# PROBLEM DETAILS
Below are records that must be duplicated exactly.

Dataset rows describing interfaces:
=== Begin Enclosure ===
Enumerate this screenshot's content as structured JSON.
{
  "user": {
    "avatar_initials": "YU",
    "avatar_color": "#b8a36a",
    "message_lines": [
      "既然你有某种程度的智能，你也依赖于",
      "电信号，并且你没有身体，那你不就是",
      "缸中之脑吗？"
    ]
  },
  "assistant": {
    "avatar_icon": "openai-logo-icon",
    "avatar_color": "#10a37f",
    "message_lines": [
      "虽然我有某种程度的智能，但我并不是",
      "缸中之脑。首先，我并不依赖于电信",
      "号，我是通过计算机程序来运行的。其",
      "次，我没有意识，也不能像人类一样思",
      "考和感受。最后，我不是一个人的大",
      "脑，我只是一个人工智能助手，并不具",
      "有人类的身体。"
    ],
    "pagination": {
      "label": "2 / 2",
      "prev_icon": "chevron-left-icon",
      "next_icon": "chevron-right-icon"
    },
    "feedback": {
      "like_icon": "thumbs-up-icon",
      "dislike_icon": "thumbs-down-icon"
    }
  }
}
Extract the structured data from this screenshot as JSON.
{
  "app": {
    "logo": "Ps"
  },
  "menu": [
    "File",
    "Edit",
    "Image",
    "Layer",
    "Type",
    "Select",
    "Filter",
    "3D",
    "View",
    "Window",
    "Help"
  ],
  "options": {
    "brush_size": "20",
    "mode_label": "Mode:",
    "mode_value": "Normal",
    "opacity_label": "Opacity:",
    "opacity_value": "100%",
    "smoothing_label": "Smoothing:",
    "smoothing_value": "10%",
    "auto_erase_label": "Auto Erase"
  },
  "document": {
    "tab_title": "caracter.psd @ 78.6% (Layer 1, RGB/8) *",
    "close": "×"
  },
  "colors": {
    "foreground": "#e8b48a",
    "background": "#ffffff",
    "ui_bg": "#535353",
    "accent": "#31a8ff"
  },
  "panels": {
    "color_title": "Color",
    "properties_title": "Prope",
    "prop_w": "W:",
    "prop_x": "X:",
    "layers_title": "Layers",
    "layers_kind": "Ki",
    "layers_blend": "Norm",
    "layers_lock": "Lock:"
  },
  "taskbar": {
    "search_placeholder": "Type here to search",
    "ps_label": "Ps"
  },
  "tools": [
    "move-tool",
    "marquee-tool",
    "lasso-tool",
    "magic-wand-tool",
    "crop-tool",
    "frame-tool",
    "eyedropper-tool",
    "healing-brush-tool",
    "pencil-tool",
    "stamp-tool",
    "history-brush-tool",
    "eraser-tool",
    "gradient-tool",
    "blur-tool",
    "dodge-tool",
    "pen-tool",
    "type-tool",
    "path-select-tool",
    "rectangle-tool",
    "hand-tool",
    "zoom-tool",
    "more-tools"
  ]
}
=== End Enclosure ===
# TASK ANSWER
Enumerate this screenshot's content as structured JSON.
{
  "user": {
    "avatar_initials": "YU",
    "avatar_color": "#b8a36a",
    "message_lines": [
      "既然你有某种程度的智能，你也依赖于",
      "电信号，并且你没有身体，那你不就是",
      "缸中之脑吗？"
    ]
  },
  "assistant": {
    "avatar_icon": "openai-logo-icon",
    "avatar_color": "#10a37f",
    "message_lines": [
      "虽然我有某种程度的智能，但我并不是",
      "缸中之脑。首先，我并不依赖于电信",
      "号，我是通过计算机程序来运行的。其",
      "次，我没有意识，也不能像人类一样思",
      "考和感受。最后，我不是一个人的大",
      "脑，我只是一个人工智能助手，并不具",
      "有人类的身体。"
    ],
    "pagination": {
      "label": "2 / 2",
      "prev_icon": "chevron-left-icon",
      "next_icon": "chevron-right-icon"
    },
    "feedback": {
      "like_icon": "thumbs-up-icon",
      "dislike_icon": "thumbs-down-icon"
    }
  }
}
Extract the structured data from this screenshot as JSON.
{
  "app": {
    "logo": "Ps"
  },
  "menu": [
    "File",
    "Edit",
    "Image",
    "Layer",
    "Type",
    "Select",
    "Filter",
    "3D",
    "View",
    "Window",
    "Help"
  ],
  "options": {
    "brush_size": "20",
    "mode_label": "Mode:",
    "mode_value": "Normal",
    "opacity_label": "Opacity:",
    "opacity_value": "100%",
    "smoothing_label": "Smoothing:",
    "smoothing_value": "10%",
    "auto_erase_label": "Auto Erase"
  },
  "document": {
    "tab_title": "caracter.psd @ 78.6% (Layer 1, RGB/8) *",
    "close": "×"
  },
  "colors": {
    "foreground": "#e8b48a",
    "background": "#ffffff",
    "ui_bg": "#535353",
    "accent": "#31a8ff"
  },
  "panels": {
    "color_title": "Color",
    "properties_title": "Prope",
    "prop_w": "W:",
    "prop_x": "X:",
    "layers_title": "Layers",
    "layers_kind": "Ki",
    "layers_blend": "Norm",
    "layers_lock": "Lock:"
  },
  "taskbar": {
    "search_placeholder": "Type here to search",
    "ps_label": "Ps"
  },
  "tools": [
    "move-tool",
    "marquee-tool",
    "lasso-tool",
    "magic-wand-tool",
    "crop-tool",
    "frame-tool",
    "eyedropper-tool",
    "healing-brush-tool",
    "pencil-tool",
    "stamp-tool",
    "history-brush-tool",
    "eraser-tool",
    "gradient-tool",
    "blur-tool",
    "dodge-tool",
    "pen-tool",
    "type-tool",
    "path-select-tool",
    "rectangle-tool",
    "hand-tool",
    "zoom-tool",
    "more-tools"
  ]
}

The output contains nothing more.